:: GOAL OF THE EXERCISE ::
Copy each line below containing "Italy".

Top of RECORD EXCERPTS

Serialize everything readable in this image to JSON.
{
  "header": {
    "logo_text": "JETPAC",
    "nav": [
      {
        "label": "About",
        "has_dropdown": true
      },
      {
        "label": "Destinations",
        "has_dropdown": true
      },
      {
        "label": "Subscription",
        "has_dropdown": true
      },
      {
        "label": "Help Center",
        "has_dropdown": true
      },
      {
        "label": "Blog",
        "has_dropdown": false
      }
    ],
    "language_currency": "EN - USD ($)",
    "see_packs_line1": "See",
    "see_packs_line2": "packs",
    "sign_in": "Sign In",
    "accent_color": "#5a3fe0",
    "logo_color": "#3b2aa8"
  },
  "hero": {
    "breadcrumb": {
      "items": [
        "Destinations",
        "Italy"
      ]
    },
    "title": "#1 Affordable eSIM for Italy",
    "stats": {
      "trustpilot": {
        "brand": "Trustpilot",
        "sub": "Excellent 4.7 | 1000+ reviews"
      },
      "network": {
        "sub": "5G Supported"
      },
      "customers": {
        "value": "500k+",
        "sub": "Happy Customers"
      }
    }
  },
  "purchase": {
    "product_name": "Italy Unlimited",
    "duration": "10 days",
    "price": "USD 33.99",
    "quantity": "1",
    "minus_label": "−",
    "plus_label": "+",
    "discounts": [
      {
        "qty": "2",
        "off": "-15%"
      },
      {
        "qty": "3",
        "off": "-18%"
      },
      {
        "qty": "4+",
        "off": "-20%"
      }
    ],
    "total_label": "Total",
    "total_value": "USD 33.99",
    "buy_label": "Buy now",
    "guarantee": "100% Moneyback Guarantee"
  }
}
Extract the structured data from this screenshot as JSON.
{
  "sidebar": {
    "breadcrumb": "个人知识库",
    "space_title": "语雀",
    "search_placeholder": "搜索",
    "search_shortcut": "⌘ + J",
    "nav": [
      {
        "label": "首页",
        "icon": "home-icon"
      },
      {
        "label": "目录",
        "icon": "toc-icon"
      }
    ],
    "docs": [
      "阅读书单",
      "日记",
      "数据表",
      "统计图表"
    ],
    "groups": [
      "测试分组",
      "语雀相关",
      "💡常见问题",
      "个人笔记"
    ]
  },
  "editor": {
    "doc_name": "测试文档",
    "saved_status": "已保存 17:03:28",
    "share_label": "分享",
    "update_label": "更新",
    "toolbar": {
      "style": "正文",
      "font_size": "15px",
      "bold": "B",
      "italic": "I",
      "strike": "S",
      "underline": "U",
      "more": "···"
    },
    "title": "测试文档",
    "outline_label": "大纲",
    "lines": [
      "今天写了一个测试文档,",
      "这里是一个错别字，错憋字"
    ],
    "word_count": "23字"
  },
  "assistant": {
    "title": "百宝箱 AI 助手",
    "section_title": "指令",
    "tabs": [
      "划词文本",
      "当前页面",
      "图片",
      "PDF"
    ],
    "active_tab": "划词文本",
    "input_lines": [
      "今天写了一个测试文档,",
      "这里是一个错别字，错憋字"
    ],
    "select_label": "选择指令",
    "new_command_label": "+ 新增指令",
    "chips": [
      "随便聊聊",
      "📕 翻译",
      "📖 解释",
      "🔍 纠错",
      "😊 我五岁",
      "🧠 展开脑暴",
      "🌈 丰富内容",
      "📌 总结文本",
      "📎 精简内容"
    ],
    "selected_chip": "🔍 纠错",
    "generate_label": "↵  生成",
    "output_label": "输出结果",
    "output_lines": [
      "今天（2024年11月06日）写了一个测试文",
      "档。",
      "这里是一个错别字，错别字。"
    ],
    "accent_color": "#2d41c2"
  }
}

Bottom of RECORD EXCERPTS

:: RESULT ::
        "Italy"
    "title": "#1 Affordable eSIM for Italy",
    "product_name": "Italy Unlimited",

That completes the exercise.